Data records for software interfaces
***

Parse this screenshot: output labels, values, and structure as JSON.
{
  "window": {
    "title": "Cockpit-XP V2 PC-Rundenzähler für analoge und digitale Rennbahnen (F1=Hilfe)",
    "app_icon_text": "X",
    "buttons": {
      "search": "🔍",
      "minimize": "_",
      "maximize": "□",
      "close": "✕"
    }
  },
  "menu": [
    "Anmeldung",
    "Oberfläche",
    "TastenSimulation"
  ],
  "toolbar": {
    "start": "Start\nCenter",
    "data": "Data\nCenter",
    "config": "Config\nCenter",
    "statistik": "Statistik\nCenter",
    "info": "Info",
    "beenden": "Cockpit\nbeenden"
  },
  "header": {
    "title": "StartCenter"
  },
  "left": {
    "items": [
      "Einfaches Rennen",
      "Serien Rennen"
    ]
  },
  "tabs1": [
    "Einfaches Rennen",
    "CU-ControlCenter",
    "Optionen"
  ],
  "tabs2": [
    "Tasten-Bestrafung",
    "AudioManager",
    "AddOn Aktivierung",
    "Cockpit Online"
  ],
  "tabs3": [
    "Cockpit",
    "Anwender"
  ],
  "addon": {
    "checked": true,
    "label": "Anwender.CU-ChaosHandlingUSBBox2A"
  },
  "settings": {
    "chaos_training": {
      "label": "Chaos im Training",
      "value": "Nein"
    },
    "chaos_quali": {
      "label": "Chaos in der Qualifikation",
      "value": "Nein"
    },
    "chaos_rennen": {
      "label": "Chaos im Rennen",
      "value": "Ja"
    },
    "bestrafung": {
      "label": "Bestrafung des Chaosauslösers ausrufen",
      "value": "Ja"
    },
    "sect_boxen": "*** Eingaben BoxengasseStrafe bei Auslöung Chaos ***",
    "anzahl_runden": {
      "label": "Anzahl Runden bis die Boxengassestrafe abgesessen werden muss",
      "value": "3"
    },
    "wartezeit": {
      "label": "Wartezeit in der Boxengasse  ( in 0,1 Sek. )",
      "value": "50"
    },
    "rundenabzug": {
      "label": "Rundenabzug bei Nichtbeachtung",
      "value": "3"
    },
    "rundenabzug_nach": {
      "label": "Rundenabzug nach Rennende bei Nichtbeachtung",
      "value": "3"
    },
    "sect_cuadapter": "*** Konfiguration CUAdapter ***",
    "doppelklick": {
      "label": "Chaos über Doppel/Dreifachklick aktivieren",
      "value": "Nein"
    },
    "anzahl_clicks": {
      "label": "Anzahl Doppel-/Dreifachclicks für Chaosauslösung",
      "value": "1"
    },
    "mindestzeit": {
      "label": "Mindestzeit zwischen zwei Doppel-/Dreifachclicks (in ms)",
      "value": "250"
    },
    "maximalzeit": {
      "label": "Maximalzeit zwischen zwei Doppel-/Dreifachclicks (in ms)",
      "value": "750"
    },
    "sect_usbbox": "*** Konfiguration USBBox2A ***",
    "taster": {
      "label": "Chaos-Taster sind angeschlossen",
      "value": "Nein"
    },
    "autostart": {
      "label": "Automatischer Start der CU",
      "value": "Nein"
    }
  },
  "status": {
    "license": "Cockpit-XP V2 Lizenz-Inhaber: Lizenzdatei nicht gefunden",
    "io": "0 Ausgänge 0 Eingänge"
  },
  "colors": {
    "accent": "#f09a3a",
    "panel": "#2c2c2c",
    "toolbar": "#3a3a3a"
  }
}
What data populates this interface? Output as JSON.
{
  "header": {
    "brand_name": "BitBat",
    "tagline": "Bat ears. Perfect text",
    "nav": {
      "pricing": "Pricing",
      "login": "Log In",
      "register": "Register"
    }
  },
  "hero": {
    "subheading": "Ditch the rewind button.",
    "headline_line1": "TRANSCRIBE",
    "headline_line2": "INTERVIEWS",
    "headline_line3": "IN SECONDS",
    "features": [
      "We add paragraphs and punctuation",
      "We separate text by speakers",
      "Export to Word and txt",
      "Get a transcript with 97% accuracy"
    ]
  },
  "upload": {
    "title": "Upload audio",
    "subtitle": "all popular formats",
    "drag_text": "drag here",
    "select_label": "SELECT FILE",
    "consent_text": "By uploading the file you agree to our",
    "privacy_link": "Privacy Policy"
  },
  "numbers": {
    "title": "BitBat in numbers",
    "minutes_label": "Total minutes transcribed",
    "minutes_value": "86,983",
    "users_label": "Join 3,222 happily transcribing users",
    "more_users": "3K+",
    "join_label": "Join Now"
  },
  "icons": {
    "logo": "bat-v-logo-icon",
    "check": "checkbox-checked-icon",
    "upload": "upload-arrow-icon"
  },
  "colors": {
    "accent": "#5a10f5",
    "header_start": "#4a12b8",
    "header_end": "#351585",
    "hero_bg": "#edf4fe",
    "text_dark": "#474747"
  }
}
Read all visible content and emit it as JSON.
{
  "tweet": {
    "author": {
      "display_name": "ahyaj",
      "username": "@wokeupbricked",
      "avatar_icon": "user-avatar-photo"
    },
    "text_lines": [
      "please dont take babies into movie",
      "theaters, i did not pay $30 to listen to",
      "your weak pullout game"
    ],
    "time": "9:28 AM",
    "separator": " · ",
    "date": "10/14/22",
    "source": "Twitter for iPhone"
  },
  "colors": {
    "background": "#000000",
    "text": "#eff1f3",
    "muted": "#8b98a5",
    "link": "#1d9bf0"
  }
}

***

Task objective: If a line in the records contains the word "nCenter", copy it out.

Task response:
    "start": "Start\nCenter",
    "data": "Data\nCenter",
    "config": "Config\nCenter",
    "statistik": "Statistik\nCenter",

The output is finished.